The next chapter for small business
Consumers significantly reduced, or even stopped spending their money with small businesses altogether, since COVID-19 hit. But, they do expect to pick this up again once the situation improves.
Although they are spending less overall, consumers have actually increased their spending through digital channels. Digital spending during COVID-19 has increased significantly across all product categories that were surveyed, including goods we don’t usually buy online, such as groceries.
And consumers aren’t just buying more from these digital channels, they’re also more interested in using virtual communities to engage with small businesses.
The small business response to changed consumer behaviours
So, the overall spend is down, but the digital spend is up and consumers are feeling more engaged than ever with their virtual communities. How have small businesses responded to this change in consumer behaviour? Well, it appears that they’re mostly aligning their practices with these new consumer behaviours.
One of the most significant findings from the study is that small businesses have really increased the speed at which they’ve adopted digital at the front end (consumer facing, such as online stores) as well as the back end (business operations, such as cloud hosting).
Perhaps not surprisingly, the businesses that are more proactive in using digital technologies report earning a much higher proportion of revenue online, as opposed to through physical stores. And perhaps even less surprisingly, the businesses that are thriving through this period are the ones that started their digital journey before the pandemic hit – they were more prepared and resilient than the businesses that shifted to digital because of the pandemic. However, it is clear that it’s not too late for others to catch up. What’s more, the research suggests those that rely on their support network of advisors – be it accountants, bookkeepers, financial advisors and/or technology advisors – are more likely to perform in a changing environment.
A shift in mindset towards digital
There’s no doubt that the pandemic has accelerated the speed and frequency at which businesses have embraced digital technologies. The types of tech investments or adoption that used to take years, now only take a couple of months – even a couple of weeks in some instances.
Before COVID-19 hit, 32% of the 1,000+ small businesses that Forrester Consulting surveyed reported using cloud solutions. Merely six months later, that number had increased to 49%. That’s an increase of 17% – a rousing endorsement that small business owners believe that embracing the cloud leads to better outcomes.
And small businesses are adapting their practises beyond just accepting digital payments. They’re taking it a step or two further. They’re investing more in online marketing and ad spending, and using more digital services to improve their operation and increase their agility to be more resilient in their operations.
They’ve started creating e-invoices and embracing value-added services like spending analytics to understand where they are spending, how much they are spending, and how they can better manage their expenses going forward. Many are also recording and submitting their tax digitally.
It’s clear that the trend towards cloud technology has accelerated, and this acceleration is going to continue post-COVID. Small businesses that are open to change, are embracing this trend, and are supporting their customers’ buying preferences through this disruption, are the ones that are thriving.
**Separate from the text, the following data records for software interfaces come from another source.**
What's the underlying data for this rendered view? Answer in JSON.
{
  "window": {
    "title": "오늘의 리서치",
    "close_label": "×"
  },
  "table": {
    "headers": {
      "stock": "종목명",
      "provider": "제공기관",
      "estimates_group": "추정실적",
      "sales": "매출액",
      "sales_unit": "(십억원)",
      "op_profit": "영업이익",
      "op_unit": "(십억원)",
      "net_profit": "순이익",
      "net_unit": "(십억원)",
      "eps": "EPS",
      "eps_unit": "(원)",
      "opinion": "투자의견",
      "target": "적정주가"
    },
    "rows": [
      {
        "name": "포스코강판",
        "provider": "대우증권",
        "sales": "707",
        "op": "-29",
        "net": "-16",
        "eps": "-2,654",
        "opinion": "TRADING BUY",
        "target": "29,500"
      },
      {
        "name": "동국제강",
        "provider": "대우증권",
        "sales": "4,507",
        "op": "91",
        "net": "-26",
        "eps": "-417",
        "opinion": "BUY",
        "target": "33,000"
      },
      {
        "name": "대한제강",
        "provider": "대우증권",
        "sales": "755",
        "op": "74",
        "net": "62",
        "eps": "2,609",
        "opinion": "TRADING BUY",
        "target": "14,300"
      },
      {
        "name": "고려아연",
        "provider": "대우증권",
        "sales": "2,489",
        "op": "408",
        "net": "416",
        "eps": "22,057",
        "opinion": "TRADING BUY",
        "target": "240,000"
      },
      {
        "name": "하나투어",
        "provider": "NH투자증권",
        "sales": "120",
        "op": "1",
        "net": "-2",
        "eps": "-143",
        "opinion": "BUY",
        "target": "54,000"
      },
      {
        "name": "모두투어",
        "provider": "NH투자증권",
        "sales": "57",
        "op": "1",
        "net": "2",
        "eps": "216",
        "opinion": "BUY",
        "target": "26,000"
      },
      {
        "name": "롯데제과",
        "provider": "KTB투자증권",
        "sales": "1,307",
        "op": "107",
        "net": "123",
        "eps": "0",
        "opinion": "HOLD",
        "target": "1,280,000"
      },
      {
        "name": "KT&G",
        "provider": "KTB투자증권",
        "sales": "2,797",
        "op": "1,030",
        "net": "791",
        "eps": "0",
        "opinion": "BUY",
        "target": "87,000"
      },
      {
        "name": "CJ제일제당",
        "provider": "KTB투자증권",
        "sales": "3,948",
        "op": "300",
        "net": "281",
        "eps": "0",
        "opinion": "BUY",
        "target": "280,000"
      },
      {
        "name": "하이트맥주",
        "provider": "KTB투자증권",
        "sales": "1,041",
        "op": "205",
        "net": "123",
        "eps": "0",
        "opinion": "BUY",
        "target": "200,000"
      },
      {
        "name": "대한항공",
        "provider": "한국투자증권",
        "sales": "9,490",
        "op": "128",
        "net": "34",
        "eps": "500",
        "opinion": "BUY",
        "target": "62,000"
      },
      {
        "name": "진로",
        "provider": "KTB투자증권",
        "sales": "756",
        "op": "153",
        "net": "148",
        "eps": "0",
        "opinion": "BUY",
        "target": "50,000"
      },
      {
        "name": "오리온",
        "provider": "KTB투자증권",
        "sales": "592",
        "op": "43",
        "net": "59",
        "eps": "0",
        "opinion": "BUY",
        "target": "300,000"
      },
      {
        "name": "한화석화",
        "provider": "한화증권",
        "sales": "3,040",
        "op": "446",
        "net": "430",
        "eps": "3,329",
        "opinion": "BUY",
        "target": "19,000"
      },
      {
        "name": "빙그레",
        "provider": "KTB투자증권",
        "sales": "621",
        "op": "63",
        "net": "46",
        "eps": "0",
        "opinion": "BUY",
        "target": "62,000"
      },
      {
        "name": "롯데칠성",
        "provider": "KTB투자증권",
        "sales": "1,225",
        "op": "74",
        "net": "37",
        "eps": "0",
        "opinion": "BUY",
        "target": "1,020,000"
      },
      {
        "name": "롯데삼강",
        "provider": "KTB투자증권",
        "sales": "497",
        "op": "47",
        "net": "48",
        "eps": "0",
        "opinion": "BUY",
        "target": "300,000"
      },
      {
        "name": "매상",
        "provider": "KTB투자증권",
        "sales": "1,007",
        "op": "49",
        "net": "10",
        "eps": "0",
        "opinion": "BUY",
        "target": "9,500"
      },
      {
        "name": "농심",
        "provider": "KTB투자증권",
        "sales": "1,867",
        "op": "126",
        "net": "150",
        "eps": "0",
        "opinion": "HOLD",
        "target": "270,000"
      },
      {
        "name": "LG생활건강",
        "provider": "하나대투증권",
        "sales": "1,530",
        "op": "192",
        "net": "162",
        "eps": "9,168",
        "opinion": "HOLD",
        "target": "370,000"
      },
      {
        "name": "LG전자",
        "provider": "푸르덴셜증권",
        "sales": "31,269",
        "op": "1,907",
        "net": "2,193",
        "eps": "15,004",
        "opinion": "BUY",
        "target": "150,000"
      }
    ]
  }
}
If you’d like to learn more about how COVID-19 has impacted small businesses, head over to our website. There, we list five key recommendations to help small businesses recover, and practical advice for business continuity, resilience and success. Or read the full study to learn more about its recommendations, top actions to take, and to dive into the details.
5 Key recommendations
1. Make financial information digital
Using digital tools is no longer an admin task, it’s business critical and has a direct impact on whether a business will survive.
During COVID-19 74% of small business owners used government funding to stay afloat. Cash flow is the biggest issue for small businesses. In order to access government support businesses needed to have financial statements showing revenue, cash flow and payroll.
2. Create emotional connections with customers
Creating meaningful connections with customers strengthens relationships.
The study found 93% of consumers said that if businesses demonstrate empathy they trust them, buy from them more and recommend them more.
3. Use the power of your ecosystem
Small businesses need to be resourceful. Developing partnerships within the ecosystem can help meet customers’ changing needs.
According to the study, thriving businesses were most likely to get help from their ecosystem partners.
4. Use cloud-based tools to increase efficiency
Manual, paper-based systems are time-consuming, environmentally unfriendly and labour-intensive.
Businesses that thrived during the pandemic showed a higher percentage of online revenue as well as cloud adoption.
5. Use data to predict and plan for the future
47% of businesses make decisions based on customer feedback while 34% use their own instinct.
Typically small businesses are unprepared to deal with supply chain disruptions, but using data to make informed decisions can help businesses plan for the future.